The Marines' presence in southern Afghanistan is a clear sign that neither Britain nor Canada -- which operates in nearby Kandahar province -- have enough troops to control the region. But commanders and troops say the countries are working well together.
British Capt. Alex West helped deliver supplies to a remote and dusty firebase in Helmand province about a week ago.
"We spent the last operations borrowing kit (gear) off you, so it's about time you borrow stuff from us," said West, 29, of Colchester, England. "All of us have been in operations where the American have helped us, so we're happy to help."
The Marines are known as the theater task force, meaning they fall under the direct control of U.S. Gen. Dan McNeill, the commander of NATO troops in Afghanistan. McNeill can move the Marines to whatever flashpoint he wants. Most other U.S. troops are stationed at permanent bases in the east.
The Marines have been moving supplies and forces through Helmand by ground convoys the last several weeks, a draining and dangerous task. Some convoys have taken more than 20 hours to complete, and two Marines were killed by a roadside bomb April 15.
Lt. Col. Ricky Brown, the commander of the logistics battalion, gave a pep talk to a supply convoy last week, hinting at operations to come.
"You all are gonna move down there so the BLT (battalion landing team) can go in there and kick some Taliban butt," he said.
They have also been given directions to steer clear of the region's poppy fields so they don't risk alienating local farmers who rely on the cash crop for their income.
Counterinsurgency doctrine calls for forces to first clear a region of militants, hold that region and then build up government institutions and businesses. But the Marines are in the country for only seven months, meaning they don't have time to hold and build regions.
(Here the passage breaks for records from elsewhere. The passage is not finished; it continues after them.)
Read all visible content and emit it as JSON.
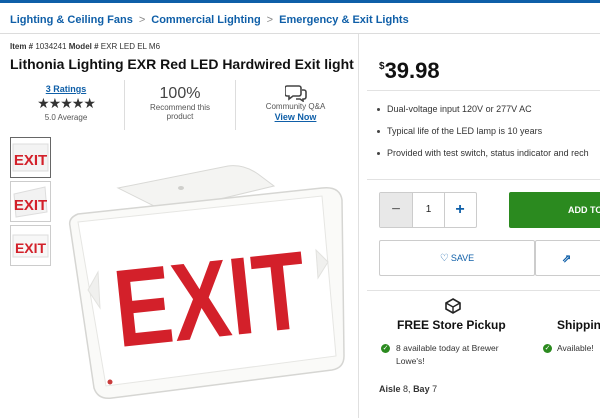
{
  "breadcrumb": [
    "Lighting & Ceiling Fans",
    "Commercial Lighting",
    "Emergency & Exit Lights"
  ],
  "item": {
    "item_label": "Item #",
    "item_number": "1034241",
    "model_label": "Model #",
    "model_number": "EXR LED EL M6"
  },
  "product_title": "Lithonia Lighting EXR Red LED Hardwired Exit light",
  "ratings": {
    "count_text": "3 Ratings",
    "stars": "★★★★★",
    "average_text": "5.0 Average",
    "star_value": 5.0
  },
  "recommend": {
    "percent": "100%",
    "line1": "Recommend this",
    "line2": "product"
  },
  "qa": {
    "label": "Community Q&A",
    "link": "View Now",
    "icon": "chat-bubbles-icon"
  },
  "image_text": "EXIT",
  "price": {
    "currency": "$",
    "amount": "39.98"
  },
  "features": [
    "Dual-voltage input 120V or 277V AC",
    "Typical life of the LED lamp is 10 years",
    "Provided with test switch, status indicator and rech"
  ],
  "quantity": {
    "minus": "−",
    "value": "1",
    "plus": "+"
  },
  "add_to_cart": "ADD TO",
  "save_label": "SAVE",
  "fulfillment": {
    "pickup_title": "FREE Store Pickup",
    "pickup_line1": "8 available today at Brewer",
    "pickup_line2": "Lowe's!",
    "ship_title": "Shippin",
    "ship_line1": "Available!"
  },
  "aisle": {
    "aisle_label": "Aisle",
    "aisle_value": "8",
    "bay_label": "Bay",
    "bay_value": "7"
  },
  "colors": {
    "brand_blue": "#0f5fa8",
    "cart_green": "#2b8a1f",
    "exit_red": "#d3202a"
  }
}
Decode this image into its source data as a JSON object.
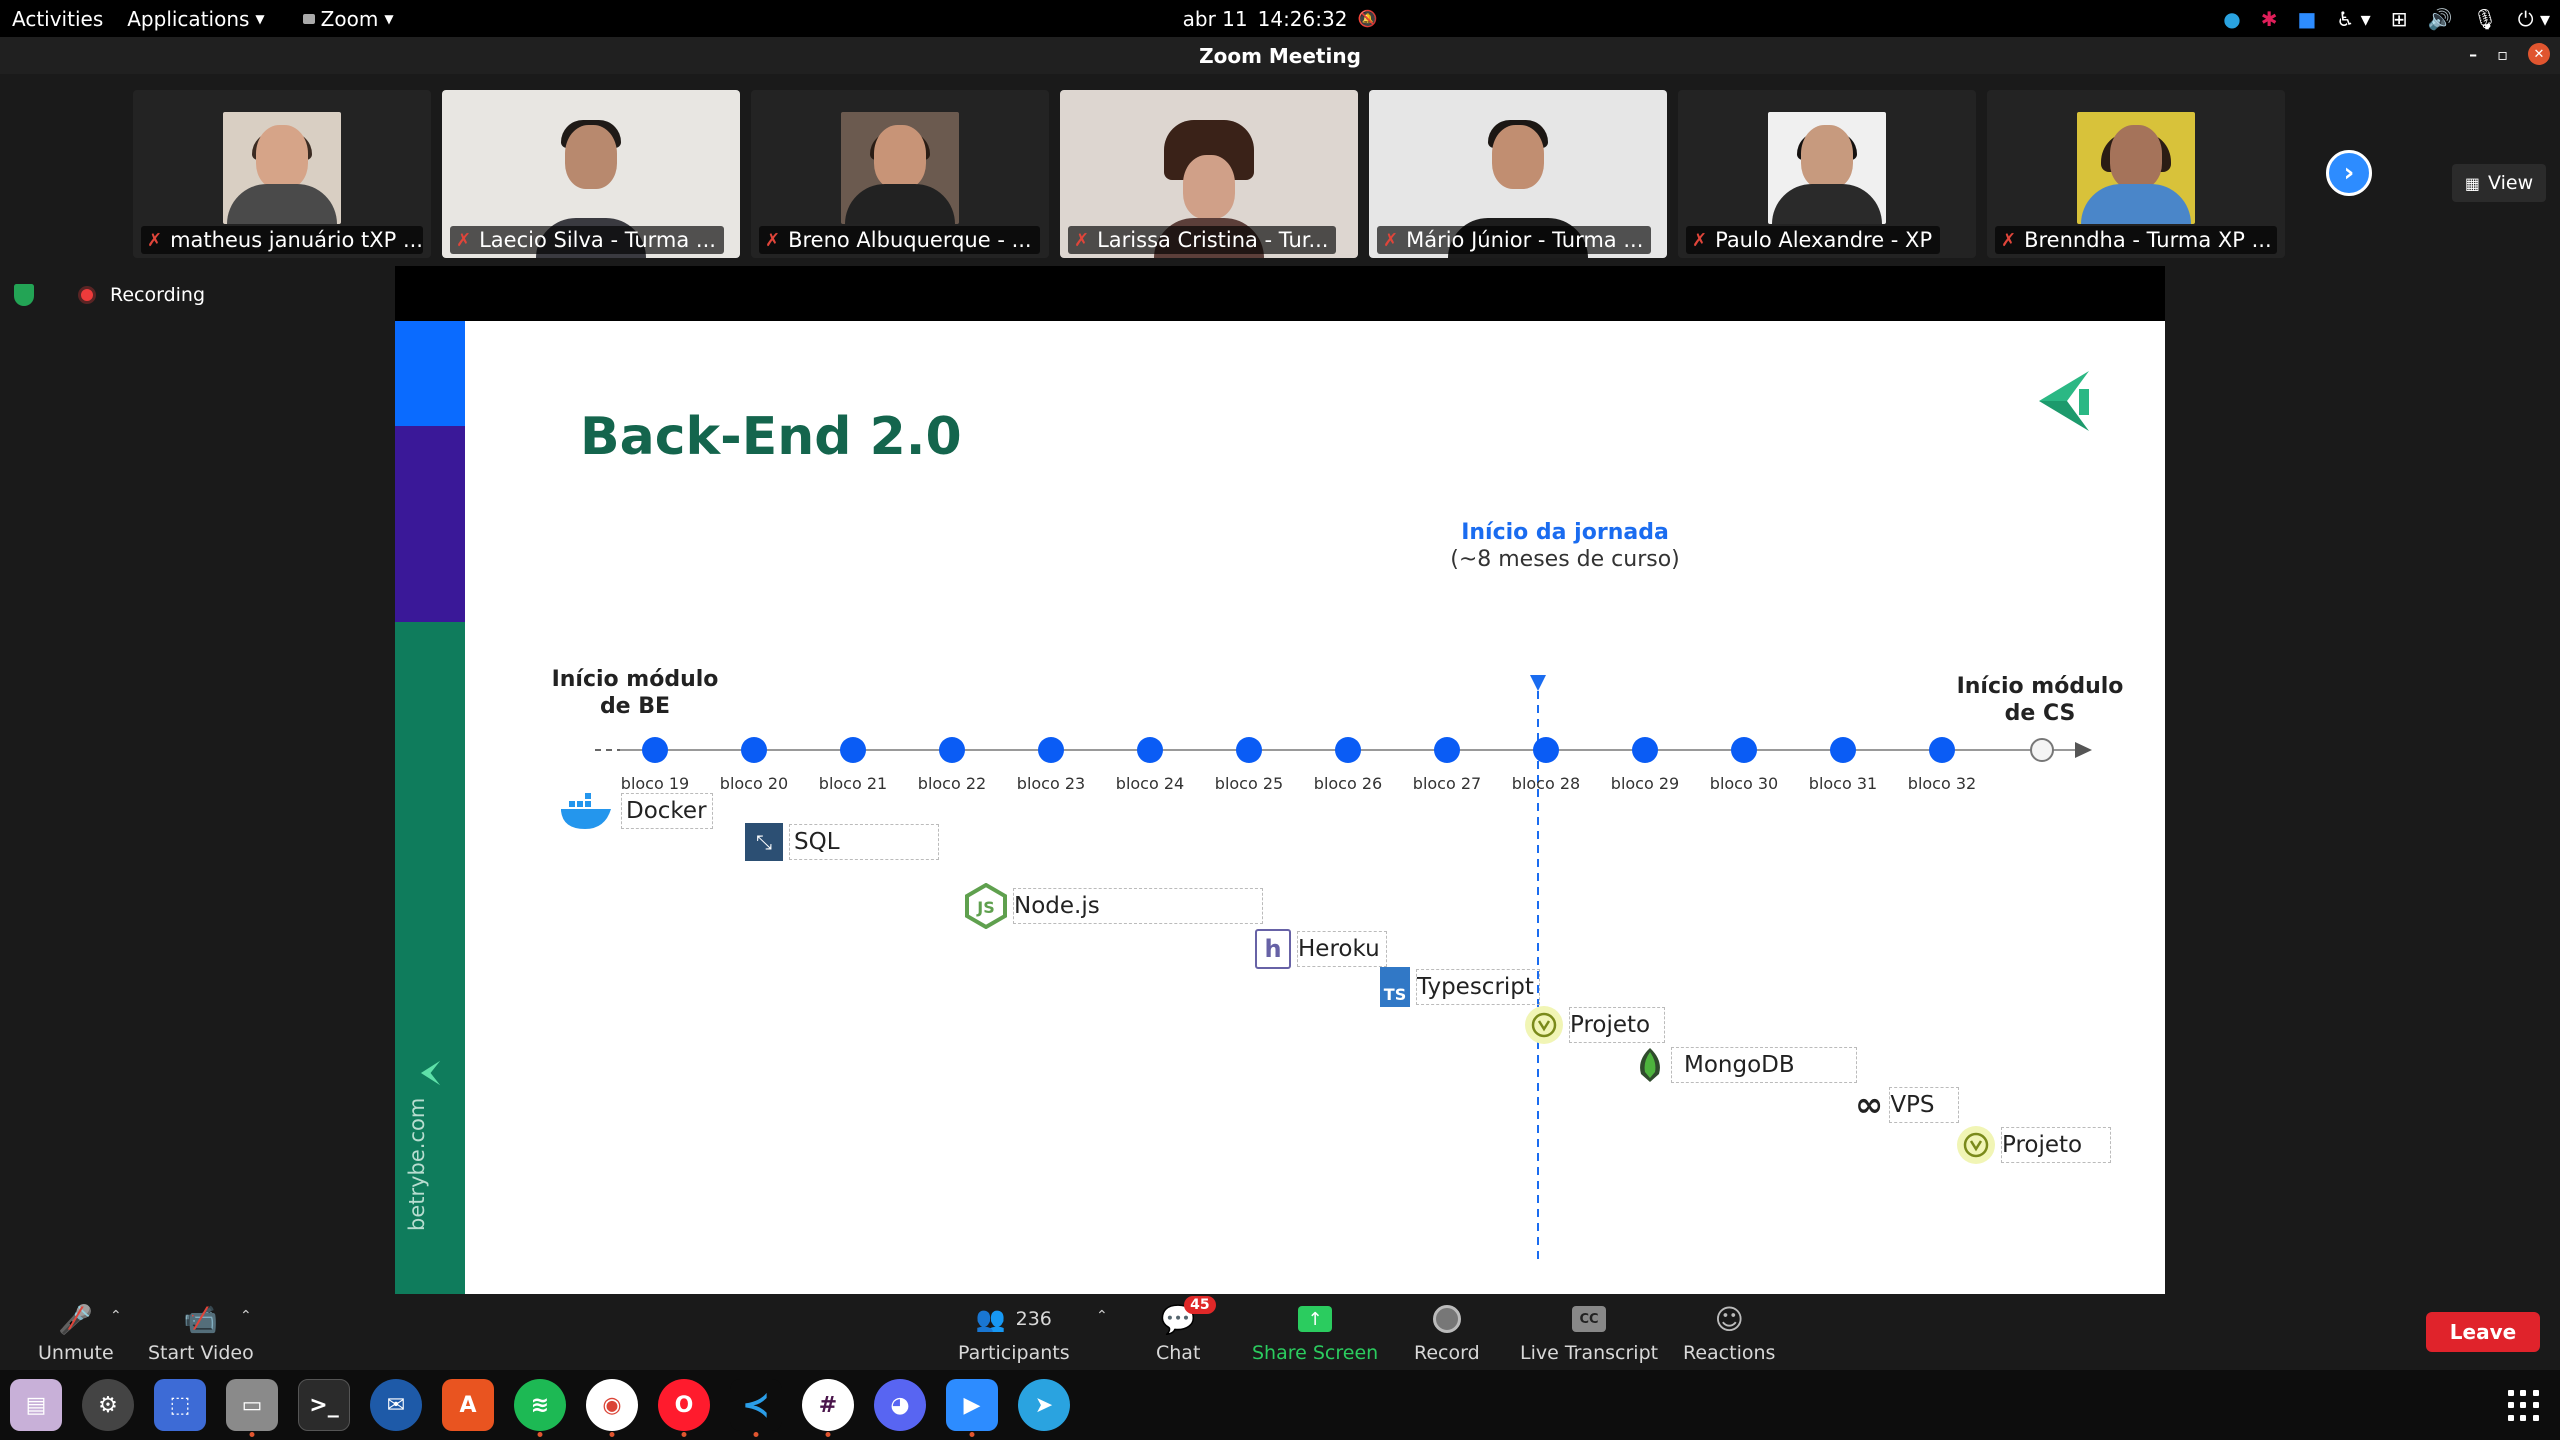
{
  "topbar": {
    "activities": "Activities",
    "applications": "Applications",
    "app_name": "Zoom",
    "date": "abr 11",
    "time": "14:26:32"
  },
  "window": {
    "title": "Zoom Meeting"
  },
  "participants": [
    {
      "name": "matheus januário tXP ..."
    },
    {
      "name": "Laecio Silva - Turma ..."
    },
    {
      "name": "Breno Albuquerque - ..."
    },
    {
      "name": "Larissa Cristina - Tur..."
    },
    {
      "name": "Mário Júnior - Turma ..."
    },
    {
      "name": "Paulo Alexandre - XP"
    },
    {
      "name": "Brenndha - Turma XP ..."
    }
  ],
  "view_label": "View",
  "status": {
    "recording": "Recording"
  },
  "slide": {
    "title": "Back-End 2.0",
    "url": "betrybe.com",
    "journey_title": "Início da jornada",
    "journey_sub": "(~8 meses de curso)",
    "module_start": [
      "Início módulo",
      "de BE"
    ],
    "module_end": [
      "Início módulo",
      "de CS"
    ],
    "blocks": [
      "bloco 19",
      "bloco 20",
      "bloco 21",
      "bloco 22",
      "bloco 23",
      "bloco 24",
      "bloco 25",
      "bloco 26",
      "bloco 27",
      "bloco 28",
      "bloco 29",
      "bloco 30",
      "bloco 31",
      "bloco 32"
    ],
    "techs": {
      "docker": "Docker",
      "sql": "SQL",
      "node": "Node.js",
      "heroku": "Heroku",
      "typescript": "Typescript",
      "projeto1": "Projeto",
      "mongodb": "MongoDB",
      "vps": "VPS",
      "projeto2": "Projeto"
    }
  },
  "toolbar": {
    "unmute": "Unmute",
    "start_video": "Start Video",
    "participants_count": "236",
    "participants": "Participants",
    "chat": "Chat",
    "chat_badge": "45",
    "share_screen": "Share Screen",
    "record": "Record",
    "live_transcript": "Live Transcript",
    "reactions": "Reactions",
    "leave": "Leave"
  },
  "colors": {
    "accent_blue": "#2d8cff",
    "trybe_green": "#14654d",
    "timeline_blue": "#1a6cf0",
    "leave_red": "#e0232b",
    "share_green": "#2bcc5f"
  }
}
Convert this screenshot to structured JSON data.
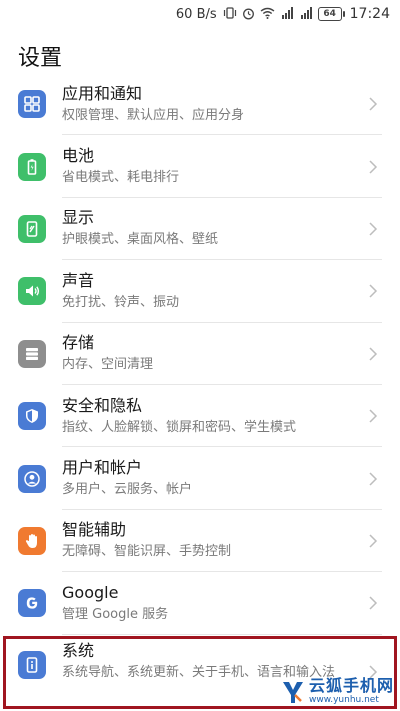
{
  "statusbar": {
    "speed": "60 B/s",
    "battery": "64",
    "time": "17:24",
    "icons": [
      "vibrate-icon",
      "alarm-icon",
      "wifi-icon",
      "signal-4g-icon",
      "signal-icon"
    ]
  },
  "page": {
    "title": "设置"
  },
  "items": [
    {
      "name": "apps-notifications",
      "title": "应用和通知",
      "sub": "权限管理、默认应用、应用分身",
      "icon": "apps-grid-icon",
      "color": "#4a7bd4"
    },
    {
      "name": "battery",
      "title": "电池",
      "sub": "省电模式、耗电排行",
      "icon": "battery-icon",
      "color": "#3fbf6a"
    },
    {
      "name": "display",
      "title": "显示",
      "sub": "护眼模式、桌面风格、壁纸",
      "icon": "display-icon",
      "color": "#3fbf6a"
    },
    {
      "name": "sound",
      "title": "声音",
      "sub": "免打扰、铃声、振动",
      "icon": "speaker-icon",
      "color": "#3fbf6a"
    },
    {
      "name": "storage",
      "title": "存储",
      "sub": "内存、空间清理",
      "icon": "storage-icon",
      "color": "#8e8e8e"
    },
    {
      "name": "security-privacy",
      "title": "安全和隐私",
      "sub": "指纹、人脸解锁、锁屏和密码、学生模式",
      "icon": "shield-icon",
      "color": "#4a7bd4"
    },
    {
      "name": "users-accounts",
      "title": "用户和帐户",
      "sub": "多用户、云服务、帐户",
      "icon": "user-icon",
      "color": "#4a7bd4"
    },
    {
      "name": "accessibility",
      "title": "智能辅助",
      "sub": "无障碍、智能识屏、手势控制",
      "icon": "hand-icon",
      "color": "#f07a30"
    },
    {
      "name": "google",
      "title": "Google",
      "sub": "管理 Google 服务",
      "icon": "google-icon",
      "color": "#4a7bd4"
    },
    {
      "name": "system",
      "title": "系统",
      "sub": "系统导航、系统更新、关于手机、语言和输入法",
      "icon": "info-icon",
      "color": "#4a7bd4"
    }
  ],
  "watermark": {
    "brand": "云狐手机网",
    "url": "www.yunhu.net"
  }
}
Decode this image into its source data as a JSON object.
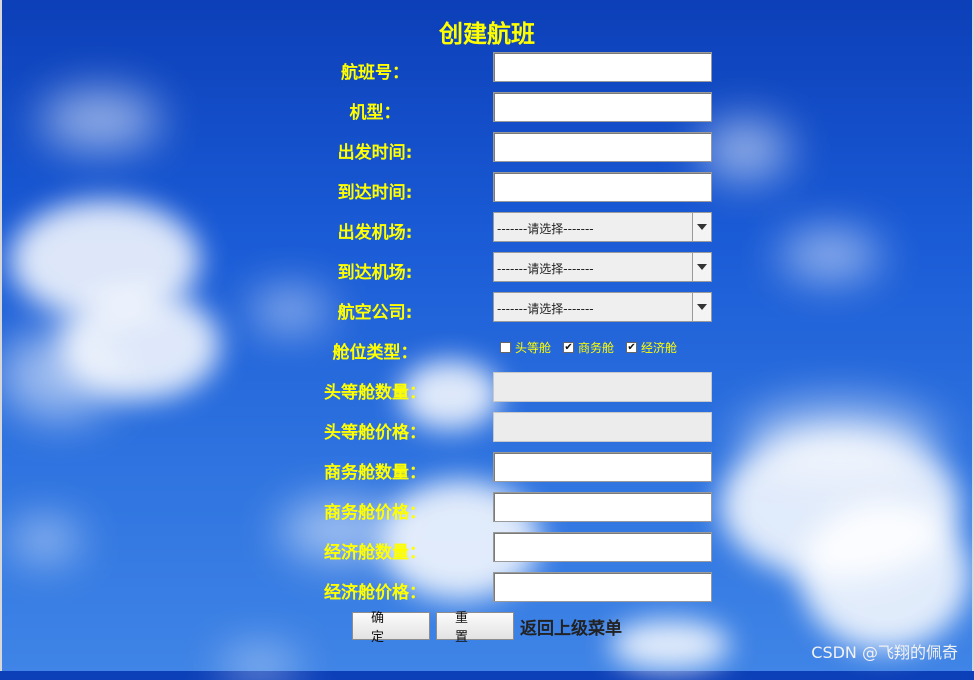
{
  "title": "创建航班",
  "fields": [
    {
      "label": "航班号：",
      "kind": "text"
    },
    {
      "label": "机型：",
      "kind": "text"
    },
    {
      "label": "出发时间:",
      "kind": "text"
    },
    {
      "label": "到达时间:",
      "kind": "text"
    },
    {
      "label": "出发机场:",
      "kind": "select",
      "value": "-------请选择-------"
    },
    {
      "label": "到达机场:",
      "kind": "select",
      "value": "-------请选择-------"
    },
    {
      "label": "航空公司:",
      "kind": "select",
      "value": "-------请选择-------"
    },
    {
      "label": "舱位类型："
    },
    {
      "label": "头等舱数量："
    },
    {
      "label": "头等舱价格："
    },
    {
      "label": "商务舱数量："
    },
    {
      "label": "商务舱价格："
    },
    {
      "label": "经济舱数量："
    },
    {
      "label": "经济舱价格："
    }
  ],
  "cabin_types": [
    {
      "label": "头等舱",
      "checked": false
    },
    {
      "label": "商务舱",
      "checked": true
    },
    {
      "label": "经济舱",
      "checked": true
    }
  ],
  "buttons": {
    "confirm": "确定",
    "reset": "重置",
    "back": "返回上级菜单"
  },
  "watermark": "CSDN @飞翔的佩奇",
  "colors": {
    "label": "#ffff00",
    "sky": "#1a5bd6"
  }
}
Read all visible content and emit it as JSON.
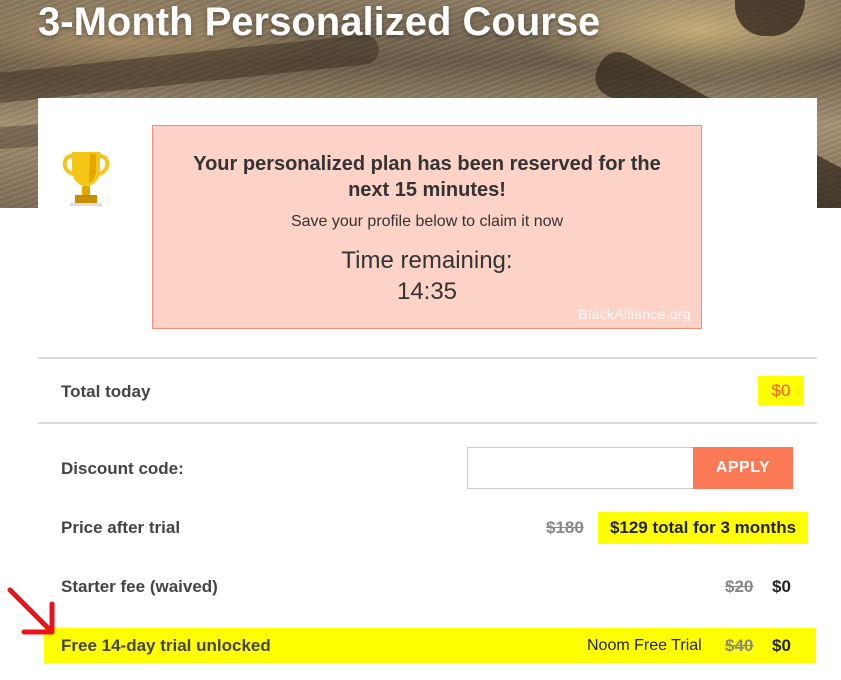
{
  "page": {
    "title": "3-Month Personalized Course"
  },
  "notice": {
    "headline": "Your personalized plan has been reserved for the next 15 minutes!",
    "subtext": "Save your profile below to claim it now",
    "timer_label": "Time remaining:",
    "timer_value": "14:35",
    "watermark": "BlackAlliance.org"
  },
  "summary": {
    "total_label": "Total today",
    "total_amount": "$0",
    "discount_label": "Discount code:",
    "discount_value": "",
    "discount_placeholder": "",
    "apply_label": "APPLY",
    "price_after_trial_label": "Price after trial",
    "price_after_trial_old": "$180",
    "price_after_trial_new": "$129 total for 3 months",
    "starter_fee_label": "Starter fee (waived)",
    "starter_fee_old": "$20",
    "starter_fee_new": "$0",
    "trial_label": "Free 14-day trial unlocked",
    "trial_tag": "Noom Free Trial",
    "trial_old": "$40",
    "trial_new": "$0"
  },
  "colors": {
    "accent": "#fb7955",
    "notice_bg": "#fdd2c7",
    "notice_border": "#ef8f76",
    "highlight": "#ffff00",
    "total_amount": "#f05a28",
    "annotation_arrow": "#e8141c",
    "trophy": "#f5c518"
  },
  "icons": {
    "trophy": "trophy-icon",
    "arrow": "red-arrow-annotation"
  }
}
But it's not clear if there are enough other NATO troops to hold areas, either.
While riding in a 47-vehicle convoy through the sands of Helmand province this past week, 1st Lt. Dan Brown said the terrain reminded him of other missions.
"If you didn't know any better you'd think you were in Anbar right now," he said, referring to western Iraq.